Born In Flamez Break Down Their Bold ‘Impossible Love’ EP

Romcoms will never be the same 
Born in Flamez

"When I started working on Impossible Love," explains Born In Flamez, "I wanted to write a concept album—a 35-minute song with a very long narrative. These three-minute songs came out of me instead, one by one, and at one point, I gave in and scrapped the concept." 

That doesn't mean the wildly experimental 22-minute EP is devoid of deeply woven ideas now; quite the opposite, actually. Lyrics are lifted from far-too-familiar rom-com scripts, setting the stage for a striking examination of "queer love in the current political climate" and how "the constant pressure of hypercapitalism crescendos in an impotence of actual contact." 

Or to put it another way, does anyone really feel loved in the Tinder Age? Listen and learn in the exclusive feature below, which pairs a complete stream of Born In Flamez's new record with the stories behind their bold not-quite-pop songs....
I started writing "Fear Anger Love" in Mexico City last year. The first version of the sketch was called "Ambient Footwork." I had a couple of stems lying around from a writing session with the U.S. noise band HEALTH and was messing around with them. You can still hear a bit of that in the beginning of the track; it was a much more aggressive song at first. But back in Berlin, it became this warped kind of love song, where I improvised vocals against the beat. I really love it now because it encompasses so many different emotions at the same time.

"Talking to the White Noise" is a phrase I borrowed from the book The New Fuck You: Adventures in Lesbian Reading. It was meant as an instrumental at first, but I started humming this melody after listening to a Frank Ocean song and it came out with this monumental stalker phrase. I've had so many people telling me they were the right one for me and how long they should wait until I realized. WTF! It is peculiar how love for some people can be about only themselves.

I worked on "Binary Beast" for over a year. I wanted to combine something melodic with this really hard beat I had made. Not to show off a dichotomy, but rather to emphasize how a lot of differences/oppositions can coexist within the same song and/or being. I had been talking to Grasps a long time about a collab, so I sent him this song and he completed it in no time. I love how it turned out—exactly how I heard it in my head.
Born in Flamez
"Imperfect Core" came out of an improv session on my new keyboard. I recorded the whole thing in one take. I don't think I've ever finished a song that fast before. I think it sounds like how I feel like most of the time—self-conscious of my flaws way too much, but still going.
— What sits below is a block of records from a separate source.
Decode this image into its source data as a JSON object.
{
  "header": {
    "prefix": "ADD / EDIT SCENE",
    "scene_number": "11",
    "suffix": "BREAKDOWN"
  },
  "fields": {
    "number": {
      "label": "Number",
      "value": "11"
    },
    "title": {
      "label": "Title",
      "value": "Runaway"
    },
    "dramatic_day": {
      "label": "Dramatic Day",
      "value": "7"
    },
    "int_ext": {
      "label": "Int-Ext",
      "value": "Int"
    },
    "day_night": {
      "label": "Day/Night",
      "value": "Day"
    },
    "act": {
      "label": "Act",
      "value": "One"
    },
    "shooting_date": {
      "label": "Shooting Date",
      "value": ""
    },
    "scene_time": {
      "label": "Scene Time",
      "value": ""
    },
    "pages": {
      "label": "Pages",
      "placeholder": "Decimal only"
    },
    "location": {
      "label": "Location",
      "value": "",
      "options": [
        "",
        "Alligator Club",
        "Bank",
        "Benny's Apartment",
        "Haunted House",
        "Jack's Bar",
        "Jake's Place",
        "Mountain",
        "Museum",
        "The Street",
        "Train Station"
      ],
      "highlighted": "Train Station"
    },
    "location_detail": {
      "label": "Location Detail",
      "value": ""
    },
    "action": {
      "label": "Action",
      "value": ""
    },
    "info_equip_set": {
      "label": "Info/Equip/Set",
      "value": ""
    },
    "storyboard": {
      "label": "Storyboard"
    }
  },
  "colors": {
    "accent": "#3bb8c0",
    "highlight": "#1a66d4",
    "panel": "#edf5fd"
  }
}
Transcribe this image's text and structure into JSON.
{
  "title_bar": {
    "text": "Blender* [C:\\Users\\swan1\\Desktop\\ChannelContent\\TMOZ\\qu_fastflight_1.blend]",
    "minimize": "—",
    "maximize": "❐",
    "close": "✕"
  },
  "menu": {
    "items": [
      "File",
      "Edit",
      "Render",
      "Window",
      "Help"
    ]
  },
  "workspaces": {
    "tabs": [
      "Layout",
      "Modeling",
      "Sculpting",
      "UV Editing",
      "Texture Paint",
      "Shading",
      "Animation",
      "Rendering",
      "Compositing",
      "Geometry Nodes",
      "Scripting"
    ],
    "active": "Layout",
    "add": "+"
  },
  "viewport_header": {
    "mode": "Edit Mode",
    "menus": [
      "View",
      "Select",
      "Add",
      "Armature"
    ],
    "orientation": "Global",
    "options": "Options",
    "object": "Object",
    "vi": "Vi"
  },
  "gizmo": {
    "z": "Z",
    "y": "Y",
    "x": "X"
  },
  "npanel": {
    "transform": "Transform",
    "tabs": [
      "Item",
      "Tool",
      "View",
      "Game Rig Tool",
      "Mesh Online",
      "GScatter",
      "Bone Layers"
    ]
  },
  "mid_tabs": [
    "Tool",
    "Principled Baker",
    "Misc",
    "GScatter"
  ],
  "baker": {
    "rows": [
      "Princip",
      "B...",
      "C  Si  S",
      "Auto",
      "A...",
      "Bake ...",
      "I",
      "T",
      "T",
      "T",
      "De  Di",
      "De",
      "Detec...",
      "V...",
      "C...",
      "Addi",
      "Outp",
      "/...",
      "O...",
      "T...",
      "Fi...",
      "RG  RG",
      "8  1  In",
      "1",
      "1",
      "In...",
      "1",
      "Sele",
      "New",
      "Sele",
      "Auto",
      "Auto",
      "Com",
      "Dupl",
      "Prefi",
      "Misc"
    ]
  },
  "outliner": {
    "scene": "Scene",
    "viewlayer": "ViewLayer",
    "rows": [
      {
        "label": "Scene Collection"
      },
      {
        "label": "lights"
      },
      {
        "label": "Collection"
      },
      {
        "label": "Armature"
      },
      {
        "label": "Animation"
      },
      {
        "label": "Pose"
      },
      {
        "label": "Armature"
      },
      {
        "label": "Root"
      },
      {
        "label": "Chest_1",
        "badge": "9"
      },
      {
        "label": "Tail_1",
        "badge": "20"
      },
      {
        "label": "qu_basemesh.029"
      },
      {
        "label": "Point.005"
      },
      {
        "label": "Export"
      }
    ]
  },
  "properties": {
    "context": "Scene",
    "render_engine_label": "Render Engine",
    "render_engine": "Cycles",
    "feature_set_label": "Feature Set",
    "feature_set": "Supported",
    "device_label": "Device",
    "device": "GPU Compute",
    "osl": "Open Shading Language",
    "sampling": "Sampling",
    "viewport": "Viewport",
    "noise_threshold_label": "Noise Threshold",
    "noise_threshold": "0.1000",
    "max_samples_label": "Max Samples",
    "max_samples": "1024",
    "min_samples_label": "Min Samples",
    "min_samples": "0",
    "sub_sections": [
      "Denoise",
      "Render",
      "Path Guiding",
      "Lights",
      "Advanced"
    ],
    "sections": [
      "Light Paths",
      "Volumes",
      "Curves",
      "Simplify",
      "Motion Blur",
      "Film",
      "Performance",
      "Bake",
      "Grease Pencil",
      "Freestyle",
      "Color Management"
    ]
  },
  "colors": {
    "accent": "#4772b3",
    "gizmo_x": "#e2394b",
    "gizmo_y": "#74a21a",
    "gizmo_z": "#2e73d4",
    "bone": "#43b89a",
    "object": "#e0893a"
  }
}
"Body 2 Mind" also had a million different shapes. I started it on a train ride, when I was improvising with rhythmic breaks. I wanted to combine unexpected rhythmic textures into smth where you dont feel them. It comes across like a pop song, but it's actually really intricate. It’s a technique I had already worked with on "50 Down" and am also using in "Riding the Ravine." It’s about that moment during sex when you kind of wake [up] and become self-conscious and awkward for a moment, realizing how most of what happens is in your head... but if you actually start thinking it ruins it all.
The structure for "Symphony of Tinder Hacks" was smth I had started for "One Eye Blind," my contribution to the Uniti compilation Reclaiming the Void. I love working with lots of changes, and my fave part here is how the symphonic choir arrangements make way for that unnerving siren and then that super generic trance line just leads you into nowhere. It’s a reflection on all the awkward products of dating today.

"Riding the Ravine" started as a remix for a track by my friend Avbvrn. I had wanted to use a 3/4 beat, (bc it's such a weird, and kind of silly-sounding, rhythmic pattern) and place it in a grid of 4/4 melodies for a bit of time. It worked out perfectly with Ian's little harp melody as a starting point. The track is another example of the kind of polyrhythmic textures I like to use—creating something rather offsetting, but most of the time very narrative. It could also have been called "Commitment"—smth that seems simple but is as intricate as loving oneself.


Born in Flamez